Symposium Abstract: Results of a Workshop on the Effects of Fishing Gear on Benthic Habitats off the Northeastern United States
L. A. Chiarella, D. K. Stevenson, C. D. Stephan, R. N. Reid, J. E. McCarthy, M. W. Pentony, T. B. Hoff, C. D. Selberg, and K. A. Johnson
A panel of experts in the fields of benthic ecology, fishery ecology, geology, fishing gear technology and operations were convened in October 2001 to assist the Northeast Region’s fishery management councils in evaluating the effects of fishing gear on local benthic habitats and identifying potential management measures. The panel expressed greatest overall concern about impacts from otter trawls and scallop dredges to structure forming organisms. Gravel habitat was considered to be most at risk from gear impacts, followed by sand and mud habitats. In some circumstances the extent of impact in each habitat varied based on the environment’s energy level (high vs. low energy). In general, bottom tending mobile gear was of greater concern than fixed gear. Clam dredges were rated as having the least effect of the mobile gears because of the limited geographic area and the rapid recovery rates of the high energy sand environment in which they are fished. Scallop dredges were rated as having large effects in the gravel and sand habitats in which they are fished.
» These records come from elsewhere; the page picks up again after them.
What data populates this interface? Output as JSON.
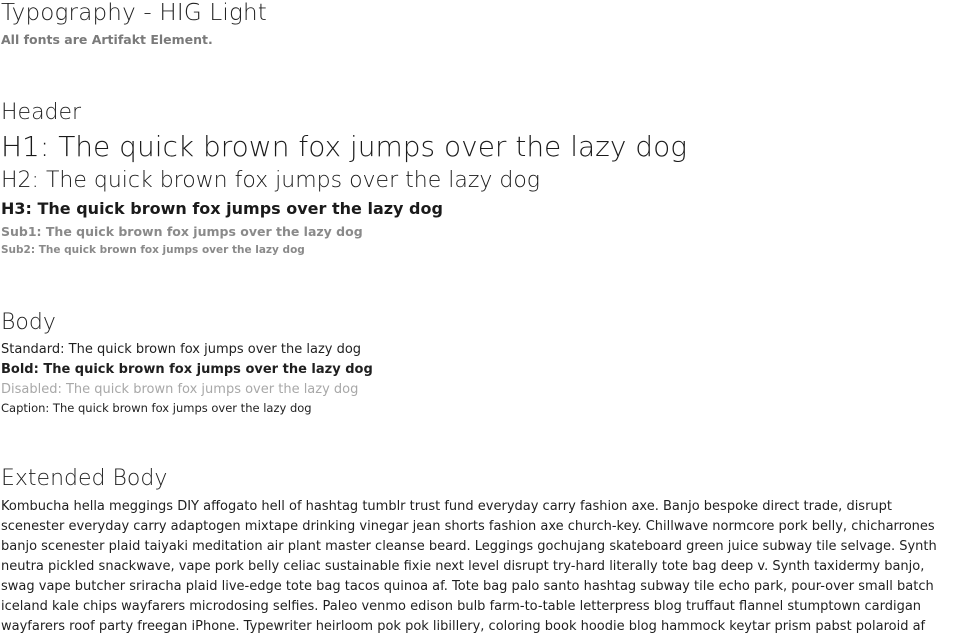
{
  "page": {
    "title": "Typography - HIG Light",
    "subtitle": "All fonts are Artifakt Element."
  },
  "header_section": {
    "label": "Header",
    "h1": "H1: The quick brown fox jumps over the lazy dog",
    "h2": "H2: The quick brown fox jumps over the lazy dog",
    "h3": "H3: The quick brown fox jumps over the lazy dog",
    "sub1": "Sub1: The quick brown fox jumps over the lazy dog",
    "sub2": "Sub2: The quick brown fox jumps over the lazy dog"
  },
  "body_section": {
    "label": "Body",
    "standard": "Standard: The quick brown fox jumps over the lazy dog",
    "bold": "Bold: The quick brown fox jumps over the lazy dog",
    "disabled": "Disabled: The quick brown fox jumps over the lazy dog",
    "caption": "Caption: The quick brown fox jumps over the lazy dog"
  },
  "extended_section": {
    "label": "Extended Body",
    "lines": [
      "Kombucha hella meggings DIY affogato hell of hashtag tumblr trust fund everyday carry fashion axe. Banjo bespoke direct trade, disrupt",
      "scenester everyday carry adaptogen mixtape drinking vinegar jean shorts fashion axe church-key. Chillwave normcore pork belly, chicharrones",
      "banjo scenester plaid taiyaki meditation air plant master cleanse beard. Leggings gochujang skateboard green juice subway tile selvage. Synth",
      "neutra pickled snackwave, vape pork belly celiac sustainable fixie next level disrupt try-hard literally tote bag deep v. Synth taxidermy banjo,",
      "swag vape butcher sriracha plaid live-edge tote bag tacos quinoa af. Tote bag palo santo hashtag subway tile echo park, pour-over small batch",
      "iceland kale chips wayfarers microdosing selfies. Paleo venmo edison bulb farm-to-table letterpress blog truffaut flannel stumptown cardigan",
      "wayfarers roof party freegan iPhone. Typewriter heirloom pok pok libillery, coloring book hoodie blog hammock keytar prism pabst polaroid af"
    ]
  }
}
Panelists had the greatest difficulty reaching consensus on the impacts of otter trawls due to their widespread use over a large variety of habitat types as well as the numerous gear configurations employed. The three primary management measures proposed to reduce fishing gear impacts included effort reductions, spatial closures, and gear modifications.